One of the leading tell-tale signs that a consumer is clearly capable of paying their debts is when they make significant investments or purchases that aren't considered necessary. A skip tracer or debt collector must understand the difference between necessity and accessory.

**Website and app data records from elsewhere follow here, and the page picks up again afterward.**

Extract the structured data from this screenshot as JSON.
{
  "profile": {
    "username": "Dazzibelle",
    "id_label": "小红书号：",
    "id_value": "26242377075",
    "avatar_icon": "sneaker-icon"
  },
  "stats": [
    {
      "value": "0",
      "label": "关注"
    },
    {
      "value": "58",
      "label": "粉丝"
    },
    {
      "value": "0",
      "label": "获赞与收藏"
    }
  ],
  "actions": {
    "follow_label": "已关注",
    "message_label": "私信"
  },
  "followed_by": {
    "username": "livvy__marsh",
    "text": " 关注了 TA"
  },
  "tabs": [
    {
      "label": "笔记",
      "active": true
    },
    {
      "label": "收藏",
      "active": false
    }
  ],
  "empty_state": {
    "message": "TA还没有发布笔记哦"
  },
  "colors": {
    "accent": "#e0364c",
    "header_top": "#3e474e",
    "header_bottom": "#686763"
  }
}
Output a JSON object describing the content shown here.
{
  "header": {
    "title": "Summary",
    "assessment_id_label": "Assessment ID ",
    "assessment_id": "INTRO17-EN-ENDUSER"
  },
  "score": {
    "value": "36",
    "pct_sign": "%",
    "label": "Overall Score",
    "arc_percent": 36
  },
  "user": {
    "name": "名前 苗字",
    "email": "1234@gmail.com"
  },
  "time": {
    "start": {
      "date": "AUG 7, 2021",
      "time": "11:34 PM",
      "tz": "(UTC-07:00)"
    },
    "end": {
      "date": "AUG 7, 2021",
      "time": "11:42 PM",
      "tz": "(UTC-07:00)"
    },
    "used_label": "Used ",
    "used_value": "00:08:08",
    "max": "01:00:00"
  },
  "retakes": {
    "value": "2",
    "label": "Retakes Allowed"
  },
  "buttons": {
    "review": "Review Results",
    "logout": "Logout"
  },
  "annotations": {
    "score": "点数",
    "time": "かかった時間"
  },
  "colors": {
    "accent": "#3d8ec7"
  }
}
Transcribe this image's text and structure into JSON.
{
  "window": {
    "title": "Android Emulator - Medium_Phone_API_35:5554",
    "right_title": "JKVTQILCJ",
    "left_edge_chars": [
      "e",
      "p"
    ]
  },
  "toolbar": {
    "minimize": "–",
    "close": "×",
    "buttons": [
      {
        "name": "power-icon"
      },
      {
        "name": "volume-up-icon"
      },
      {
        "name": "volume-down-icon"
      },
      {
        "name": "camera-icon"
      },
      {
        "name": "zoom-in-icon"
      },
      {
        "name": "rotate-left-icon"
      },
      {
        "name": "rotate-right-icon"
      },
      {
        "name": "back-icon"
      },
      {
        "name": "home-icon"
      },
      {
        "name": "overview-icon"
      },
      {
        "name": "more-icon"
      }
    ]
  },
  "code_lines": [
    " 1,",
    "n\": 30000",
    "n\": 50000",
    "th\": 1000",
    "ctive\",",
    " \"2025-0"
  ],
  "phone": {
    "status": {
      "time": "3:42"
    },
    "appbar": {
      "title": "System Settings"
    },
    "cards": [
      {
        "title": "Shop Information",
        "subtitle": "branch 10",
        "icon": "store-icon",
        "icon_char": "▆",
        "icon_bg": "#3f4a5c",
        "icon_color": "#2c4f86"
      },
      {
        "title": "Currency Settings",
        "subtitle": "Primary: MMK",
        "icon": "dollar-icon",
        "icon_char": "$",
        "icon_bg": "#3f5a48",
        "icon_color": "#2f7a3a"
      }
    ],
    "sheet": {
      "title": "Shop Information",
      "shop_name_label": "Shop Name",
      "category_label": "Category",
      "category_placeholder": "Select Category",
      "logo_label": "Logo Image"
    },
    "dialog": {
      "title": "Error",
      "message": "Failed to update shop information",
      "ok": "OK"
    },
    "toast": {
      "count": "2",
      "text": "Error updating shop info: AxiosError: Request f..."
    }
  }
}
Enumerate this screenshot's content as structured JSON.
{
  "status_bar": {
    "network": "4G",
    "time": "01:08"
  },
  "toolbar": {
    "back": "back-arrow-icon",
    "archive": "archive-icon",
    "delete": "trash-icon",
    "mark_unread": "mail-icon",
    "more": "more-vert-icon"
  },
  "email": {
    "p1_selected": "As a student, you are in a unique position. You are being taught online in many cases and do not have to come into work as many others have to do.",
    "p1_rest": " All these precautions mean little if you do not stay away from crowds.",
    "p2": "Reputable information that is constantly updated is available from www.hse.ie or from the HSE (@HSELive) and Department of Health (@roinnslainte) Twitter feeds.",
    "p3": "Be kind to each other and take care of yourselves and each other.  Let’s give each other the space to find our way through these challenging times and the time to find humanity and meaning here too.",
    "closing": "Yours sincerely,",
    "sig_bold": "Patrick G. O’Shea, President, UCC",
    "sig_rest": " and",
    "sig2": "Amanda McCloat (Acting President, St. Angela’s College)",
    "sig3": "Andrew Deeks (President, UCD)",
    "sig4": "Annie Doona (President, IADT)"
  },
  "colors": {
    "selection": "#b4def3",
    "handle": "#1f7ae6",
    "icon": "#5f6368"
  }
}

For instance, if a debtor's records shows a $300 debt for the electric bill, this would entail a necessity. However, if that same record shows a $500-purchase for football tickets, this would fall under an accessory buy - meaning the purchase was clearly a 'want', rather than a 'need'. The same can be said for new home sales. If an individual was living in a rental unit for a significant amount of time and claimed they couldn't yet pay their debts, a skip tracer would have significant doubts about the person if they were found to be seeking a new home. However, when a consumer buys a home, it isn't necessarily a negative for the debt collector - even though their payments may be further on hold - because it's a sign that the economy is in recovery. Although the U.S. home sales declined in October, Zillow announced that the rate of decline is stabilizing. "As expected, home values continue to fall in the back half of this year due to an abundance of housing supply relative to demand. Potential buyers remain on the sidelines or doubled up in other households, despite record high housing affordability and historically low mortgage rates," Dr. Stan Humphries, Zillow chief economist, said in a statement. "This crisis of consumer confidence along with high rates of negative equity, are the biggest factors hindering a housing recovery. However, I'm encouraged by the positive, albeit slow, progress in working down the unemployment rate, which should help to improve consumers' appetites for buying homes." While the economy may take more time to recover, once it picks up, along with the housing market, debt collectors should be aware of homebuyers who are debtors. If an individual is capable of investing in a new home, they should also be able to pay their debts. While a summons to court could entice a debtor to pay their dues, this should be the last resort and prior mediation tactics should be applied to encourage debt payment.